▶ **WHAT YOU NEED TO DO**: Work out how many lines of the data contain "Video" and reply with that number alone.

▶ **ENTRIES SHOWN**:
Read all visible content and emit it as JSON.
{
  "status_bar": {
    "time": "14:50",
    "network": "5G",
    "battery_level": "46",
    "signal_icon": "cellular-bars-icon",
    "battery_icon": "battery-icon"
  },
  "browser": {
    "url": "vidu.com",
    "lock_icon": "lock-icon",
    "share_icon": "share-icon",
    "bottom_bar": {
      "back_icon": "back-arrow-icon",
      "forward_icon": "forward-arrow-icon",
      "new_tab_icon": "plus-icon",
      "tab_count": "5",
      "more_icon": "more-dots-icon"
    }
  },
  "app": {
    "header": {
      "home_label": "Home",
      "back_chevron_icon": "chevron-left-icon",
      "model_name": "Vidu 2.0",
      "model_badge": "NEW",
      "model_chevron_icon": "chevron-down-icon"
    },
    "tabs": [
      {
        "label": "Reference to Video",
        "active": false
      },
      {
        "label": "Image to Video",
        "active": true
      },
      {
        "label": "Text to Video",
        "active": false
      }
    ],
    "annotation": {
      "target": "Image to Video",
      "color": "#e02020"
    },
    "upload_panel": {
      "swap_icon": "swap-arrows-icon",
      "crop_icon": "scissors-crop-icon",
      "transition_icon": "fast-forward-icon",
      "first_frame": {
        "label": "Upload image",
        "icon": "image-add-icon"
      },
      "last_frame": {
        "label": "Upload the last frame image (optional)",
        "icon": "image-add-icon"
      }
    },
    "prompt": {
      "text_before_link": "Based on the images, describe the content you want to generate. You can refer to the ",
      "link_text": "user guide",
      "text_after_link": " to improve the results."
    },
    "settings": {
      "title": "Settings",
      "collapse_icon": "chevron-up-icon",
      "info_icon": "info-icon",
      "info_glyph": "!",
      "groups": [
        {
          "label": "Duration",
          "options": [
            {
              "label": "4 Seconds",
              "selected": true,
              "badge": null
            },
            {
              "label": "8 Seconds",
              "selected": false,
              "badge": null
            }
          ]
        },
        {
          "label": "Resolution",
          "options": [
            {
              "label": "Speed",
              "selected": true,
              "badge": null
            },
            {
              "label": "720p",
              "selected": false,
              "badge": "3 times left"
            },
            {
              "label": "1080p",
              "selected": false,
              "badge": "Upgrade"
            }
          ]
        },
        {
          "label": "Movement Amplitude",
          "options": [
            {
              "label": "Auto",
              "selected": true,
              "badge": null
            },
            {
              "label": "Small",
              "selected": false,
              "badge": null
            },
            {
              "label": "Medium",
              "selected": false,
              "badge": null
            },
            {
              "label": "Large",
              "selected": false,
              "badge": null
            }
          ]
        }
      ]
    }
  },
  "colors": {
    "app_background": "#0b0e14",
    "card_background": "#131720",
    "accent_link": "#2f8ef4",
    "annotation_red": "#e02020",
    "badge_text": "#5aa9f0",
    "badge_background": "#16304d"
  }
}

▶ **WRITTEN SOLUTION**: 4